Stephanie Davis [she/her/dey/dem] is a Senior Lecturer in Critical Psychology and Race in the School of Social Sciences. She teaches on a range of undergraduate modules and supervises undergraduate and postgraduate students. Stephanie's research interests include intersectionality - race, gender, sexuality and subjectivity; critical psychology; critical community psychology; post-/de-colonial, black feminist and queer theory; and decolonising psychology and academia.
Before joining NTU, Stephanie was a Research Officer on the NIHR-funded Queer Futures 2 project at the University of Brighton which explored mental health provision for LGBTQ+ youth.
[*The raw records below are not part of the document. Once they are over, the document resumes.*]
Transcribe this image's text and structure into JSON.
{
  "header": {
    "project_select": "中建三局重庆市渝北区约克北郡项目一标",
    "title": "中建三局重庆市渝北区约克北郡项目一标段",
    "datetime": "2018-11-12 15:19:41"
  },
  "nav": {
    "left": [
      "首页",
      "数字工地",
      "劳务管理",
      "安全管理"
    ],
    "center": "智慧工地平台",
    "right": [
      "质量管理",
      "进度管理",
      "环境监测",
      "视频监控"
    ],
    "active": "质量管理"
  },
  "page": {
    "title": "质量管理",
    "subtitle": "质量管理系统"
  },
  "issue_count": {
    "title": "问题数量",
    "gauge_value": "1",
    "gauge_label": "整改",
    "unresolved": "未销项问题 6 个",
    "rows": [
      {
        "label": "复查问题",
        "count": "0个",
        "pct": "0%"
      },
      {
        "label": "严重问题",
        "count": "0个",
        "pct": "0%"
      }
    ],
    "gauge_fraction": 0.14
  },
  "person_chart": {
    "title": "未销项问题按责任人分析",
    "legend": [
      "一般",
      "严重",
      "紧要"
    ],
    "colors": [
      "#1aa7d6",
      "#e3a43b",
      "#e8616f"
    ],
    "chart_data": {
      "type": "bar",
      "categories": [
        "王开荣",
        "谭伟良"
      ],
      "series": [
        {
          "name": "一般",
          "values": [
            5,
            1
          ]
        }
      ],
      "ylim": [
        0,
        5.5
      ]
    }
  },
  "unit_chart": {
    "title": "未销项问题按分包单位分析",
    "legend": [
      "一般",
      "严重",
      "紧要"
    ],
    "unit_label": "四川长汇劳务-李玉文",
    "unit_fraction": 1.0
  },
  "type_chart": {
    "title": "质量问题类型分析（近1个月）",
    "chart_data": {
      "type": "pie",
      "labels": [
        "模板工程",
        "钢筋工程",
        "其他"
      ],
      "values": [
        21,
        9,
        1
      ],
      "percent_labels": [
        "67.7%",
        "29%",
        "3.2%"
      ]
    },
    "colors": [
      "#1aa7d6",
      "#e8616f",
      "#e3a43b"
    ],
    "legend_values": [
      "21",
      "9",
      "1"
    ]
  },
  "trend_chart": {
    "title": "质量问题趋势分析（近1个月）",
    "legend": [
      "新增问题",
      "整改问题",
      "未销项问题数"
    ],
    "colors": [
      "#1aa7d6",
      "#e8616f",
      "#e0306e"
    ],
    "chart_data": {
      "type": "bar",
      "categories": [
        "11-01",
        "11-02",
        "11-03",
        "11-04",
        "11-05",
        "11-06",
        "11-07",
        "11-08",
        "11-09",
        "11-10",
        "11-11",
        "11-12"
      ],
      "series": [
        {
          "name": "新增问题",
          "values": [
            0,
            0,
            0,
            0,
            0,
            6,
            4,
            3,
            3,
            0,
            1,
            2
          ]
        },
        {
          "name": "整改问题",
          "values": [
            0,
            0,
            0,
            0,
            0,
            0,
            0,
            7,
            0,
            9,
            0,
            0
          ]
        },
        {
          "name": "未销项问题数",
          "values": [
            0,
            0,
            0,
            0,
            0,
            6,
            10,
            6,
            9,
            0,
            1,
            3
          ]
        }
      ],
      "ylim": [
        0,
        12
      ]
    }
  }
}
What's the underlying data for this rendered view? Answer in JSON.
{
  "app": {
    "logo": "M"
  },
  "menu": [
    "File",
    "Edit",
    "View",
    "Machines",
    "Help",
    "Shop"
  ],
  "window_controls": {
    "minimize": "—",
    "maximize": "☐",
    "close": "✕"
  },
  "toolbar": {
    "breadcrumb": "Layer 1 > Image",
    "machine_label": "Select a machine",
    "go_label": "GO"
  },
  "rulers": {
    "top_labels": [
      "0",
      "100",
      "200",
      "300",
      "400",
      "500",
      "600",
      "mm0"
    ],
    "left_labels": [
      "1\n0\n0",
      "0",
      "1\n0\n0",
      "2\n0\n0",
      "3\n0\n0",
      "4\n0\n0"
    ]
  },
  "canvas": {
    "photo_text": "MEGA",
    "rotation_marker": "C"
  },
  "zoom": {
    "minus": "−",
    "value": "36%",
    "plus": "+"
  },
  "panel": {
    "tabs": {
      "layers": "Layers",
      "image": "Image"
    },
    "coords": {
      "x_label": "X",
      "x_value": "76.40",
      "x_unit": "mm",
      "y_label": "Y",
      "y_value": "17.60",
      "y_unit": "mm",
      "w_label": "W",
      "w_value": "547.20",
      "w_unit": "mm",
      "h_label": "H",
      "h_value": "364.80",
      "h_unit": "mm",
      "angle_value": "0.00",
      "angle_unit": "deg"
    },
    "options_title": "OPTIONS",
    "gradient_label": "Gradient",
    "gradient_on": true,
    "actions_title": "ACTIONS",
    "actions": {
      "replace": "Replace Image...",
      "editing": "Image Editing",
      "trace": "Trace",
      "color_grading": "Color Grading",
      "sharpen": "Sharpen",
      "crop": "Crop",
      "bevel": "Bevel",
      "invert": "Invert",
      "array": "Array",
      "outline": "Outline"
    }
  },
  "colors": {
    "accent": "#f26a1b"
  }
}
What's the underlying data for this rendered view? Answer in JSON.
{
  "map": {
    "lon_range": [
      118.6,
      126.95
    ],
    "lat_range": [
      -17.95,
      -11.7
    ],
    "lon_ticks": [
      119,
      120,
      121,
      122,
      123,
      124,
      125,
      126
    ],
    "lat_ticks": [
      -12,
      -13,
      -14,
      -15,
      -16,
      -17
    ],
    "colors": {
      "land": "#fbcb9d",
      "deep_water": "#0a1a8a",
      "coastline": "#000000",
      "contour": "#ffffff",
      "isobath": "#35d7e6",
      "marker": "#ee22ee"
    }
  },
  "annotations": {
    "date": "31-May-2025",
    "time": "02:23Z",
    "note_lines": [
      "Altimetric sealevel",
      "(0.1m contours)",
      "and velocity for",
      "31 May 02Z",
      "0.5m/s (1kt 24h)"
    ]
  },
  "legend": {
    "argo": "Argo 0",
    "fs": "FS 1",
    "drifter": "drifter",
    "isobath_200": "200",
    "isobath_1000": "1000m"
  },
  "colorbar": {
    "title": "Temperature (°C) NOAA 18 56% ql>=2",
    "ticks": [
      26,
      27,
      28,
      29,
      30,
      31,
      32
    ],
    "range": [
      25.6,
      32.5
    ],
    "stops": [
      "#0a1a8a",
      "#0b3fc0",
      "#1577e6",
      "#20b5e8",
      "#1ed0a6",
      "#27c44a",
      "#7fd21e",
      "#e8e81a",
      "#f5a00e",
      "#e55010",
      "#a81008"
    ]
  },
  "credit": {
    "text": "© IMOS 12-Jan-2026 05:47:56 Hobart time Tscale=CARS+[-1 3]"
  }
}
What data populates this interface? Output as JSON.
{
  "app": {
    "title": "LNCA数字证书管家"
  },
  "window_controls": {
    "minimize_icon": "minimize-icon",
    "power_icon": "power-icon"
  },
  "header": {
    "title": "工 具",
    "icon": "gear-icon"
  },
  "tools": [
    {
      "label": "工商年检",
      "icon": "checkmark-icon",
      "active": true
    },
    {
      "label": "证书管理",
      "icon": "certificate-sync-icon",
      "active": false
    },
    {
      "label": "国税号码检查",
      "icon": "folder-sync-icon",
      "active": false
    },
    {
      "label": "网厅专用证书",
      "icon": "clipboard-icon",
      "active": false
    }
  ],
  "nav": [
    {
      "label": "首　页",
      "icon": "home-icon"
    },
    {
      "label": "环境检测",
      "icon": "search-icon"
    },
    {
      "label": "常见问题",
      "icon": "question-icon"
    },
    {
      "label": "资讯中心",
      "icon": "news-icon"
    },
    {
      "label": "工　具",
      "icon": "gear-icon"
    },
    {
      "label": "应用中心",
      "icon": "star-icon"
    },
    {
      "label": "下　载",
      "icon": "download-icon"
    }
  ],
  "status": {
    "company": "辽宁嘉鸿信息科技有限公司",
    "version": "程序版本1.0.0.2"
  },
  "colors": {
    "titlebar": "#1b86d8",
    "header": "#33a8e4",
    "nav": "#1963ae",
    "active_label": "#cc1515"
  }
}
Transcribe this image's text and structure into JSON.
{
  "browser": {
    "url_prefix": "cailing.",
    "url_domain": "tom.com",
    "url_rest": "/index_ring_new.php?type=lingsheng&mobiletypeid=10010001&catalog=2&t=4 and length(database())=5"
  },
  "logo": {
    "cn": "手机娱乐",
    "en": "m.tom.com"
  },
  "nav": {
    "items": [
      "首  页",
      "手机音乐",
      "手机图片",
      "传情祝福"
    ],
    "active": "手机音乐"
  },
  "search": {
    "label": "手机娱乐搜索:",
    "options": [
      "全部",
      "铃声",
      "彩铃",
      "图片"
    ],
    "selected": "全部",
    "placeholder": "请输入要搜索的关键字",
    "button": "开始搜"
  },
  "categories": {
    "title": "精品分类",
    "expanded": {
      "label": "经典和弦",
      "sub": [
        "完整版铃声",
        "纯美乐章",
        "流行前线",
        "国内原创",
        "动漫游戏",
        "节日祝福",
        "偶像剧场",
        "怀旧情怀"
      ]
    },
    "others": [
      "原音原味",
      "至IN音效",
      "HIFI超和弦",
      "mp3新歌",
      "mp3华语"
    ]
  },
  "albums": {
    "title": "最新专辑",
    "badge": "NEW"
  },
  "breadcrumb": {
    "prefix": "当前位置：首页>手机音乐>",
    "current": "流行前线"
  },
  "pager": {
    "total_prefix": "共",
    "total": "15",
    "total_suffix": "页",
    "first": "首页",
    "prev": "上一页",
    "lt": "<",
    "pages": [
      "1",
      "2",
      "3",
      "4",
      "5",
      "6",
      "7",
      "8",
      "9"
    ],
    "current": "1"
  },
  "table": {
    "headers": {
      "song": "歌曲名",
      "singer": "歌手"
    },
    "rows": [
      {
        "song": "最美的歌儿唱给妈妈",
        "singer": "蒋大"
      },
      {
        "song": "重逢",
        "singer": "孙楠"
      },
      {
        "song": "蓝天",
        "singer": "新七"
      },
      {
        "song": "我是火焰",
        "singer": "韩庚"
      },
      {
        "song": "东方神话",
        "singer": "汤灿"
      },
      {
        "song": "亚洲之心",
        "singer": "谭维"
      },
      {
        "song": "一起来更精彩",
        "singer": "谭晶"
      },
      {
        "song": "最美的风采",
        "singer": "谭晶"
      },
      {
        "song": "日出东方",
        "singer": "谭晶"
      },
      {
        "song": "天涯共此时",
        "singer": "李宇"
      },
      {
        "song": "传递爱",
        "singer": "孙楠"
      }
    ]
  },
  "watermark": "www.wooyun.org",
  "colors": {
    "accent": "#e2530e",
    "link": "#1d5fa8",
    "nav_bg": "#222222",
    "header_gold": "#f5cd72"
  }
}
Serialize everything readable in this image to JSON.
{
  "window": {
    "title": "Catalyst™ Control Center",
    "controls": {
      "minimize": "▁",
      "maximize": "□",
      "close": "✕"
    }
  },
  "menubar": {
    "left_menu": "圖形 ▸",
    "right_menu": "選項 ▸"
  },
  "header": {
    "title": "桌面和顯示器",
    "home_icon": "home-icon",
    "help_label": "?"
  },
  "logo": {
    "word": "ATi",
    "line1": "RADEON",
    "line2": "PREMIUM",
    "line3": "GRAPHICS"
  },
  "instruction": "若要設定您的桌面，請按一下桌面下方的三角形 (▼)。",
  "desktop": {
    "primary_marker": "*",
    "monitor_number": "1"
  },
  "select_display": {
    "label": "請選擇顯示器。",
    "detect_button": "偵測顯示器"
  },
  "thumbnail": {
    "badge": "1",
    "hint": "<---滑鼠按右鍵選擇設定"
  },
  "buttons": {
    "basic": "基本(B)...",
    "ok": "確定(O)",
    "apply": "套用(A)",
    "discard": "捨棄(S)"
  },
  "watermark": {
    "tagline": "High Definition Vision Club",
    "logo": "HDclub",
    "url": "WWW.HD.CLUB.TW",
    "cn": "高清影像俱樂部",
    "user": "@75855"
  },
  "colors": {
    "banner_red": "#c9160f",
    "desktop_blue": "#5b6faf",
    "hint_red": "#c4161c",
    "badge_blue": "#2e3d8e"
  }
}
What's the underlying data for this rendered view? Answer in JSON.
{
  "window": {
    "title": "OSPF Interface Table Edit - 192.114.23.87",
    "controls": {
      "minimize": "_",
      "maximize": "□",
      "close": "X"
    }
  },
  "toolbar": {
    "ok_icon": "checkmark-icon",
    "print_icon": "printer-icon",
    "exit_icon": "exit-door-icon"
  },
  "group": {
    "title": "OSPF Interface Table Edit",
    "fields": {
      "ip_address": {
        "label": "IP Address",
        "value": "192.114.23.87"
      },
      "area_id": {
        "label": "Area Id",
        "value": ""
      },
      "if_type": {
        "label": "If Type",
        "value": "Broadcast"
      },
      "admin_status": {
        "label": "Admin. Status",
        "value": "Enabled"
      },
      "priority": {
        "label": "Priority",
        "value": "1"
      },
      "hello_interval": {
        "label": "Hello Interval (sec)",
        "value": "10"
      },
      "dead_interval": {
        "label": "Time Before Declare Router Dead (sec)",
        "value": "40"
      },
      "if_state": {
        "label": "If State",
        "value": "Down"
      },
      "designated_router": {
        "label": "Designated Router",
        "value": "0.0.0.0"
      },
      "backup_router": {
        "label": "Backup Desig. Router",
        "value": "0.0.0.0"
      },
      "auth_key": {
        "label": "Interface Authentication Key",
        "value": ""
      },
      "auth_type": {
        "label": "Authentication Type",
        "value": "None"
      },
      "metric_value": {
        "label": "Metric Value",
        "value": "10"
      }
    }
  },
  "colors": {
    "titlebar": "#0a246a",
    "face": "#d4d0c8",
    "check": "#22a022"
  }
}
She has also held Lectureships at the University of East London and University of Brighton.
Stephanie was awarded a BSc (Hons) Human Psychology from Aston University in 2009. She then undertook a part-time MSc Critical Psychology by Research with the Discourse Unit at Manchester Metropolitan University developing her interests in feminist, critical and community psychology, graduating with a Distinction in 2012. Alongside the MSc Stephanie worked in an educational, community development and activist capacity in sexual health education with young people in Salford and racially minoritised communities in Manchester. She also worked on issues facing her local community such as police harassment and sexual and gender diversity. In 2013, she co-founded Rainbow Noir, a social support and organising space for queer and trans people of colour (QTPOC) in Manchester.
In 2017 Stephanie was awarded her PhD Psychology from the University of Brighton. The thesis explored the intersections of race, gender, sexuality and subjectivity, the experience of 'being-in-the-world' and feeling 'queerly raced' for queer and trans people of colour activists in the UK. It considered the possibilities of being in community, resistance to coloniality and the fragmentation of lived experience and identity. Her monograph, Queer and Trans People of Colour in the UK: Possibilities for Intersectional Richness, will be published with Routledge in 2022 as part of the Transforming LGBTQ Lives book series edited by Professor Katherine Johnson, RMIT, and Professor Kath Browne, University College Dublin.
Stephanie is further developing her research with a specific interest in decolonising gender and sexuality, decolonial psychology and QTPOC communities.
Stephanie's research interests include:
- Intersectionality - race, gender, sexuality
- Decolonising gender and sexuality
- Decolonising psychology
- Minoritisation, identity formation, and subjectivity
- Creative methodologies
- Critical and critical community psychology
- Post-/de-colonial theory, black feminism and queer theory
- Social transformation and activism
- Fellow of the Higher Education Academy
- External member of the Centre for Transforming Gender and Sexuality, University of Brighton
- Expert advisor to the British Psychological Society's Undergraduate Education Committee's Equality, Diversity and Inclusion Working Group
- External member of the NIHR-funded Queer Futures 2 research team.
- Trustee of Marlborough Productions
- Former committee member of the British Psychological Society's Psychology of Women and Equalities Section 2017 - 2019
Stephanie has been an invited reviewer for the International Journal for Transgender Health and Feminism & Psychology.
Sponsors and collaborators
- McDermott, E., Eastham, R., Hughes, E., Pattinson, E., Johnson, K., Davis, S., Pryjmachuk, S., Mateus, C. and Jenzen, O. (2021). Explaining effective mental health support for LGBTQ+ youth: A meta-narrative review. SSM-Mental Health. Advance online publication
- Pattinson, E., McDermott, E., Eastham, R., Hughes, E., Johnson, K., Davis, S., Pryjmachuk, S., Mateus, C. and Jenzen, O. (2021). Tackling LGBTQ+ youth mental health inequality: Mapping mental health support across the UK. The British Student Doctor Journal, 5, 20 - 29
Course(s) I teach on
Psychology - BSc (Hons)
Psychology - BSc (Hons)